When police officers arrived at the home of Oregon resident Kirk Alexander, he was in real trouble. And had it not been for quick-thinking staff of his local Domino’s restaurant, things could have been worse – much worse.
Kirk Alexander was, it’s fair to say, a bit of a Domino’s addict. The 48-year-old had a fondness for the fast food chain and was a very loyal customer at his local restaurant.
Indeed, Alexander had been a loyal customer at this particular restaurant since way back in 2009. Since then, he had ordered from the Domino’s online menu almost every single day.
But Alexander wasn’t one of those guys who just always ordered the same thing: he made good use of the menu, opting for anything from pizza and pasta to chicken wings.
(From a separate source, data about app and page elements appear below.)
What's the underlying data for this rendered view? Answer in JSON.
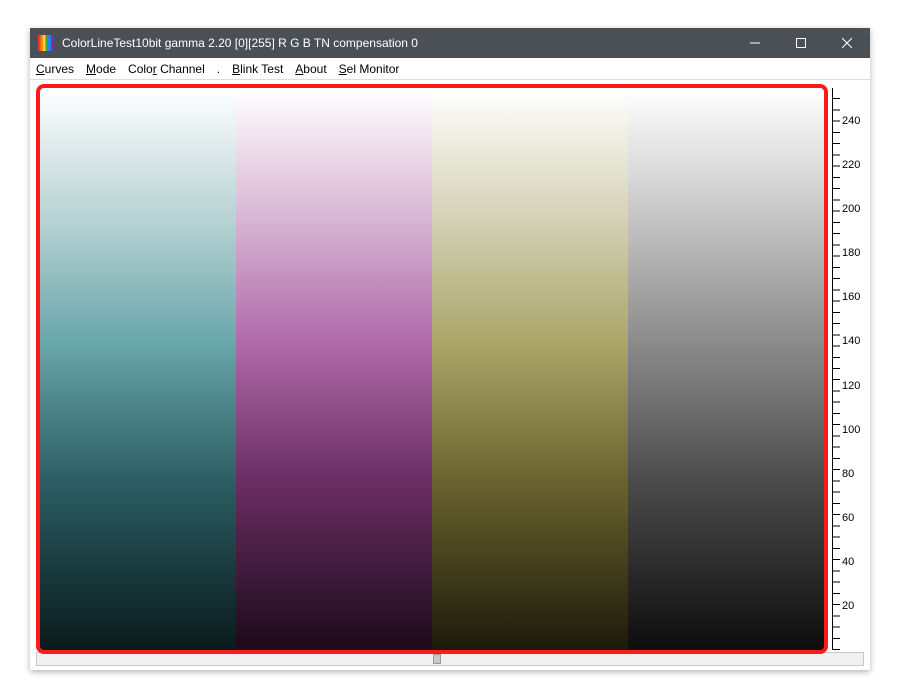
{
  "titlebar": {
    "title": "ColorLineTest10bit gamma 2.20 [0][255]   R G B   TN compensation 0"
  },
  "menubar": {
    "items": [
      {
        "pre": "",
        "u": "C",
        "post": "urves"
      },
      {
        "pre": "",
        "u": "M",
        "post": "ode"
      },
      {
        "pre": "Colo",
        "u": "r",
        "post": " Channel"
      },
      {
        "pre": "",
        "u": "B",
        "post": "link Test"
      },
      {
        "pre": "",
        "u": "A",
        "post": "bout"
      },
      {
        "pre": "",
        "u": "S",
        "post": "el Monitor"
      }
    ],
    "dot": "."
  },
  "ruler": {
    "labels": [
      "240",
      "220",
      "200",
      "180",
      "160",
      "140",
      "120",
      "100",
      "80",
      "60",
      "40",
      "20"
    ]
  },
  "columns": [
    "cyan",
    "magenta",
    "yellow",
    "grey"
  ]
}
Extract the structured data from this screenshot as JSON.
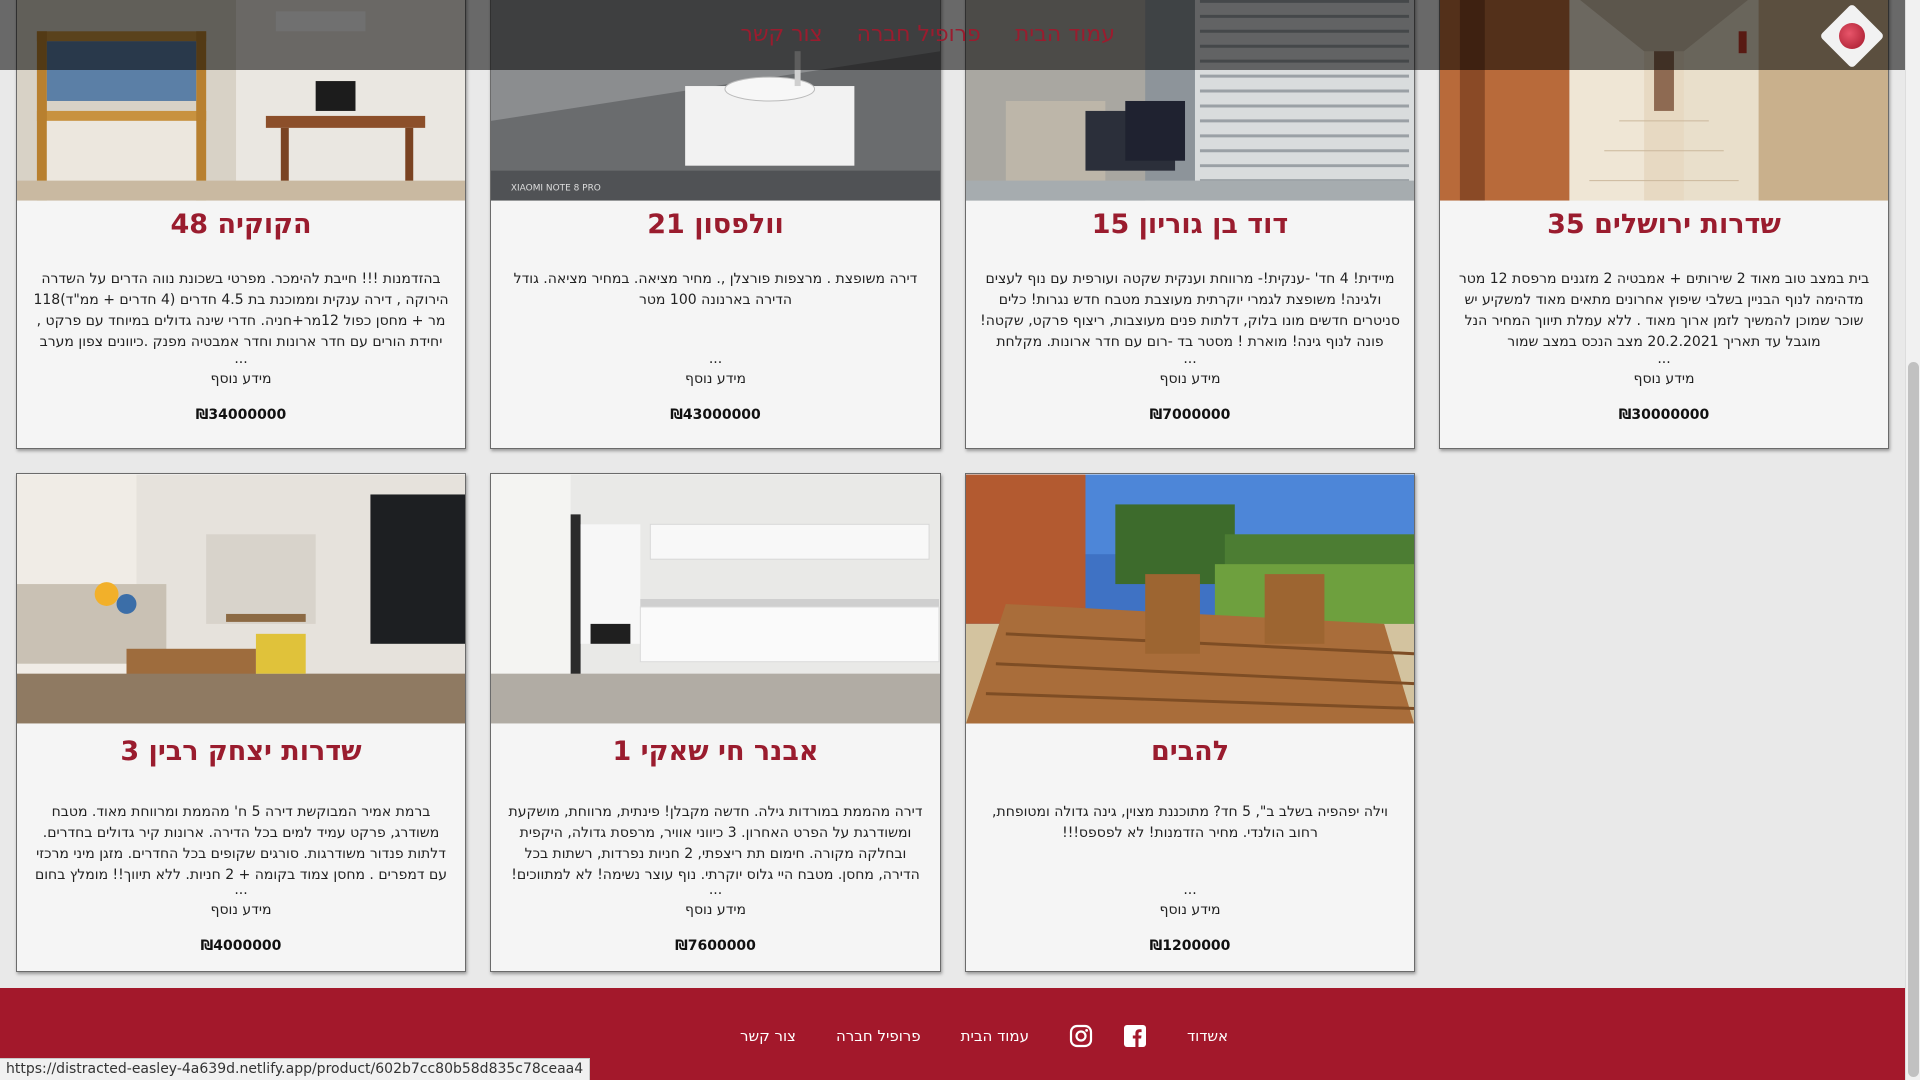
{
  "nav": {
    "links": [
      "עמוד הבית",
      "פרופיל חברה",
      "צור קשר"
    ]
  },
  "cards": [
    {
      "title": "שדרות ירושלים 35",
      "desc": "בית במצב טוב מאוד 2 שירותים + אמבטיה 2 מזגנים מרפסת 12 מטר מדהימה לנוף הבניין בשלבי שיפוץ אחרונים מתאים מאוד למשקיע יש שוכר שמוכן להמשיך לזמן ארוך מאוד . ללא עמלת תיווך המחיר הנל מוגבל עד תאריך 20.2.2021 מצב הנכס במצב שמור",
      "more": "מידע נוסף",
      "price": "₪30000000"
    },
    {
      "title": "דוד בן גוריון 15",
      "desc": "מיידית! 4 חד' -ענקית!- מרווחת וענקית שקטה ועורפית עם נוף לעצים ולגינה! משופצת לגמרי יוקרתית מעוצבת מטבח חדש נגרות! כלים סניטרים חדשים מונו בלוק, דלתות פנים מעוצבות, ריצוף פרקט, שקטה! פונה לנוף גינה! מוארת ! מסטר בד -רום עם חדר ארונות. מקלחת ושירותים. מיזוג בכל",
      "more": "מידע נוסף",
      "price": "₪7000000"
    },
    {
      "title": "וולפסון 21",
      "desc": "דירה משופצת . מרצפות פורצלן ,. מחיר מציאה. במחיר מציאה. גודל הדירה בארנונה 100 מטר",
      "more": "מידע נוסף",
      "price": "₪43000000"
    },
    {
      "title": "הקוקיה 48",
      "desc": "בהזדמנות !!! חייבת להימכר. מפרטי בשכונת נווה הדרים על השדרה הירוקה , דירה ענקית וממוכנת בת 4.5 חדרים (4 חדרים + ממ\"ד)118 מר + מחסן כפול 12מר+חניה. חדרי שינה גדולים במיוחד עם פרקט , יחידת הורים עם חדר ארונות וחדר אמבטיה מפנק .כיוונים צפון מערב .מזגן מיני מרכזי +",
      "more": "מידע נוסף",
      "price": "₪34000000"
    },
    {
      "title": "להבים",
      "desc": "וילה יפהפיה בשלב ב\", 5 חד? מתוכננת מצוין, גינה גדולה ומטופחת, רחוב הולנדי. מחיר הזדמנות! לא לפספס!!!",
      "more": "מידע נוסף",
      "price": "₪1200000"
    },
    {
      "title": "אבנר חי שאקי 1",
      "desc": "דירה מהממת במורדות גילה. חדשה מקבלן! פינתית, מרווחת, מושקעת ומשודרגת על הפרט האחרון. 3 כיווני אוויר, מרפסת גדולה, היקפית ובחלקה מקורה. חימום תת ריצפתי, 2 חניות נפרדות, רשתות בכל הדירה, מחסן. מטבח היי גלוס יוקרתי. נוף עוצר נשימה! לא למתווכים!",
      "more": "מידע נוסף",
      "price": "₪7600000"
    },
    {
      "title": "שדרות יצחק רבין 3",
      "desc": "ברמת אמיר המבוקשת דירה 5 ח' מהממת ומרווחת מאוד. מטבח משודרג, פרקט עמיד למים בכל הדירה. ארונות קיר גדולים בחדרים. דלתות פנדור משודרגות. סורגים שקופים בכל החדרים. מזגן מיני מרכזי עם דמפרים . מחסן צמוד בקומה + 2 חניות. ללא תיווך!! מומלץ בחום לבוא להתרשם!",
      "more": "מידע נוסף",
      "price": "₪4000000"
    }
  ],
  "ellipsis": "...",
  "footer": {
    "city": "אשדוד",
    "home": "עמוד הבית",
    "profile": "פרופיל חברה",
    "contact": "צור קשר"
  },
  "status_url": "https://distracted-easley-4a639d.netlify.app/product/602b7cc80b58d835c78ceaa4",
  "colors": {
    "brand": "#a3182b",
    "title": "#9a1c2e",
    "card_bg": "#f5f5f5"
  }
}
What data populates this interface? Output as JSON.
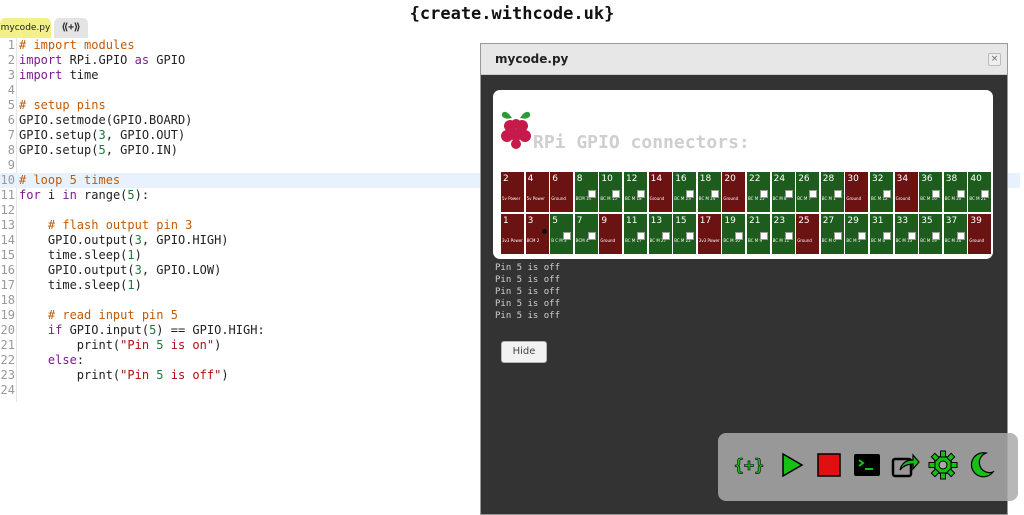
{
  "brand": "{create.withcode.uk}",
  "tabs": [
    {
      "label": "mycode.py"
    },
    {
      "label": "⟪+⟫"
    }
  ],
  "code_lines": [
    {
      "n": "1",
      "text": "# import modules"
    },
    {
      "n": "2",
      "text": "import RPi.GPIO as GPIO"
    },
    {
      "n": "3",
      "text": "import time"
    },
    {
      "n": "4",
      "text": ""
    },
    {
      "n": "5",
      "text": "# setup pins"
    },
    {
      "n": "6",
      "text": "GPIO.setmode(GPIO.BOARD)"
    },
    {
      "n": "7",
      "text": "GPIO.setup(3, GPIO.OUT)"
    },
    {
      "n": "8",
      "text": "GPIO.setup(5, GPIO.IN)"
    },
    {
      "n": "9",
      "text": ""
    },
    {
      "n": "10",
      "text": "# loop 5 times"
    },
    {
      "n": "11",
      "text": "for i in range(5):"
    },
    {
      "n": "12",
      "text": ""
    },
    {
      "n": "13",
      "text": "    # flash output pin 3"
    },
    {
      "n": "14",
      "text": "    GPIO.output(3, GPIO.HIGH)"
    },
    {
      "n": "15",
      "text": "    time.sleep(1)"
    },
    {
      "n": "16",
      "text": "    GPIO.output(3, GPIO.LOW)"
    },
    {
      "n": "17",
      "text": "    time.sleep(1)"
    },
    {
      "n": "18",
      "text": ""
    },
    {
      "n": "19",
      "text": "    # read input pin 5"
    },
    {
      "n": "20",
      "text": "    if GPIO.input(5) == GPIO.HIGH:"
    },
    {
      "n": "21",
      "text": "        print(\"Pin 5 is on\")"
    },
    {
      "n": "22",
      "text": "    else:"
    },
    {
      "n": "23",
      "text": "        print(\"Pin 5 is off\")"
    },
    {
      "n": "24",
      "text": ""
    }
  ],
  "highlighted_line": "10",
  "panel": {
    "title": "mycode.py",
    "close": "×",
    "gpio_title": "RPi GPIO connectors:",
    "hide_label": "Hide"
  },
  "pins_top": [
    {
      "num": "2",
      "label": "5v Power",
      "color": "red",
      "chk": false
    },
    {
      "num": "4",
      "label": "5v Power",
      "color": "red",
      "chk": false
    },
    {
      "num": "6",
      "label": "Ground",
      "color": "red",
      "chk": false
    },
    {
      "num": "8",
      "label": "BCM 14",
      "color": "green",
      "chk": true
    },
    {
      "num": "10",
      "label": "BC M 15",
      "color": "green",
      "chk": true
    },
    {
      "num": "12",
      "label": "BC M 18",
      "color": "green",
      "chk": true
    },
    {
      "num": "14",
      "label": "Ground",
      "color": "red",
      "chk": false
    },
    {
      "num": "16",
      "label": "BC M 23",
      "color": "green",
      "chk": true
    },
    {
      "num": "18",
      "label": "BC M 24",
      "color": "green",
      "chk": true
    },
    {
      "num": "20",
      "label": "Ground",
      "color": "red",
      "chk": false
    },
    {
      "num": "22",
      "label": "BC M 25",
      "color": "green",
      "chk": true
    },
    {
      "num": "24",
      "label": "BC M 8",
      "color": "green",
      "chk": true
    },
    {
      "num": "26",
      "label": "BC M 7",
      "color": "green",
      "chk": true
    },
    {
      "num": "28",
      "label": "BC M 1",
      "color": "green",
      "chk": true
    },
    {
      "num": "30",
      "label": "Ground",
      "color": "red",
      "chk": false
    },
    {
      "num": "32",
      "label": "BC M 12",
      "color": "green",
      "chk": true
    },
    {
      "num": "34",
      "label": "Ground",
      "color": "red",
      "chk": false
    },
    {
      "num": "36",
      "label": "BC M 16",
      "color": "green",
      "chk": true
    },
    {
      "num": "38",
      "label": "BC M 20",
      "color": "green",
      "chk": true
    },
    {
      "num": "40",
      "label": "BC M 21",
      "color": "green",
      "chk": true
    }
  ],
  "pins_bottom": [
    {
      "num": "1",
      "label": "3v3 Power",
      "color": "red",
      "chk": false
    },
    {
      "num": "3",
      "label": "BCM 2",
      "color": "red",
      "chk": false,
      "led": true
    },
    {
      "num": "5",
      "label": "B C M 3",
      "color": "green",
      "chk": true
    },
    {
      "num": "7",
      "label": "BCM 4",
      "color": "green",
      "chk": true
    },
    {
      "num": "9",
      "label": "Ground",
      "color": "red",
      "chk": false
    },
    {
      "num": "11",
      "label": "BC M 17",
      "color": "green",
      "chk": true
    },
    {
      "num": "13",
      "label": "BC M 27",
      "color": "green",
      "chk": true
    },
    {
      "num": "15",
      "label": "BC M 22",
      "color": "green",
      "chk": true
    },
    {
      "num": "17",
      "label": "3v3 Power",
      "color": "red",
      "chk": false
    },
    {
      "num": "19",
      "label": "BC M 10",
      "color": "green",
      "chk": true
    },
    {
      "num": "21",
      "label": "BC M 9",
      "color": "green",
      "chk": true
    },
    {
      "num": "23",
      "label": "BC M 11",
      "color": "green",
      "chk": true
    },
    {
      "num": "25",
      "label": "Ground",
      "color": "red",
      "chk": false
    },
    {
      "num": "27",
      "label": "BC M 0",
      "color": "green",
      "chk": true
    },
    {
      "num": "29",
      "label": "BC M 5",
      "color": "green",
      "chk": true
    },
    {
      "num": "31",
      "label": "BC M 6",
      "color": "green",
      "chk": true
    },
    {
      "num": "33",
      "label": "BC M 13",
      "color": "green",
      "chk": true
    },
    {
      "num": "35",
      "label": "BC M 19",
      "color": "green",
      "chk": true
    },
    {
      "num": "37",
      "label": "BC M 26",
      "color": "green",
      "chk": true
    },
    {
      "num": "39",
      "label": "Ground",
      "color": "red",
      "chk": false
    }
  ],
  "console_lines": [
    "Pin 5 is off",
    "Pin 5 is off",
    "Pin 5 is off",
    "Pin 5 is off",
    "Pin 5 is off"
  ],
  "toolbar": [
    {
      "icon": "add-file-icon"
    },
    {
      "icon": "run-icon"
    },
    {
      "icon": "stop-icon"
    },
    {
      "icon": "terminal-icon"
    },
    {
      "icon": "share-icon"
    },
    {
      "icon": "settings-icon"
    },
    {
      "icon": "theme-icon"
    }
  ],
  "colors": {
    "pin_green": "#1d5c1d",
    "pin_red": "#6b1212",
    "accent_green": "#16c016",
    "stop_red": "#e01010",
    "tab_active": "#f3f08a"
  }
}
And he liked his meals delivered.
Neighbors claimed, in fact, that Alexander rarely left his home. A pizza delivery driver, meanwhile, noted that he suffered from health problems, which could explain why he was so reliant on having his food sent to him.
The staff at Alexander’s favorite Domino’s outlet knew him well, in fact, as a quiet and friendly guy. Because he’d been such a loyal customer for such a long time, it seemed the employees had grown quite fond of him.
And because Alexander was such a frequent customer at the Salem restaurant, concern was raised when he stopped placing orders one day in April 2016. Something had to be up.
So the staff decided to investigate: they went back into Alexander’s Domino’s account to find out when he’d last placed an order. What they found was, to say the least, worrying.
“We saw the last order was 11 days ago,” said Sarah Fuller, general manager at Alexander’s local Domino’s, in an interview with KOIN 6 News. “We knew something wasn’t [right], that wasn’t normal at all.”
Fuller, then, decided to act: she sent a delivery driver who was familiar with the route, Tracey Hamblen, over to Alexander’s house to check on him. What he discovered when he arrived caused the team even more concern.
Hamblen could see that the lights in Alexander’s house were on and could hear the TV, but when he knocked on the door no one answered. He even tried calling Alexander, but got no response – the call went straight to voicemail.
That was when Hamblen got the police involved, as the delivery driver made a 911 call to tell local officers about what he had found. He’d acted quickly, but was it too late?
Deputies from the Marion County Sheriff’s Office duly headed over to Alexander’s home to investigate. When they arrived, though, they could hear a man shouting for help. They went inside and found Alexander in a critical medical condition.
Paramedics on the scene attended to Alexander, who was found on the floor of his house. They thought he might have suffered a stroke, so he was rushed to the hospital.
Fuller went to visit Alexander in the hospital and, although he was unable to talk much, he was able to smile. If the guys from Domino’s hadn’t acted so quickly, however, Alexander may not have made it at all.
The police certainly seem to agree: the Marion County Sheriff’s Office even took to Facebook to publicly thank delivery driver Hamblen. “Thanks to the quick actions of Mr. Hamblen, Mr. Alexander is in stable condition at the Salem Hospital,” the post read.
“[Alexander] orders all the time, so we know him,” Fuller would go on to explain to KOIN 6 News. “I think we were just doing our job, checking in on someone we know who orders a lot. We felt like we needed to do something.”
The amazing story didn’t escape the media’s attention, either. The incredible foresight of the Oregon Domino’s team was picked up on by local TV networks and even it made onto The Washington Post’s website.
Certainly, it seems that Alexander had a very lucky escape. Despite the panic that must have ensued when he was found, as of May 9, the 48-year-old was described as being in fair condition.
It may be considered pretty bad for you – and no nutritionist would suggest eating takeout from a pizza restaurant every night – but, in some strange twist of fate, Alexander’s Domino’s addiction looks as though it might have saved his life.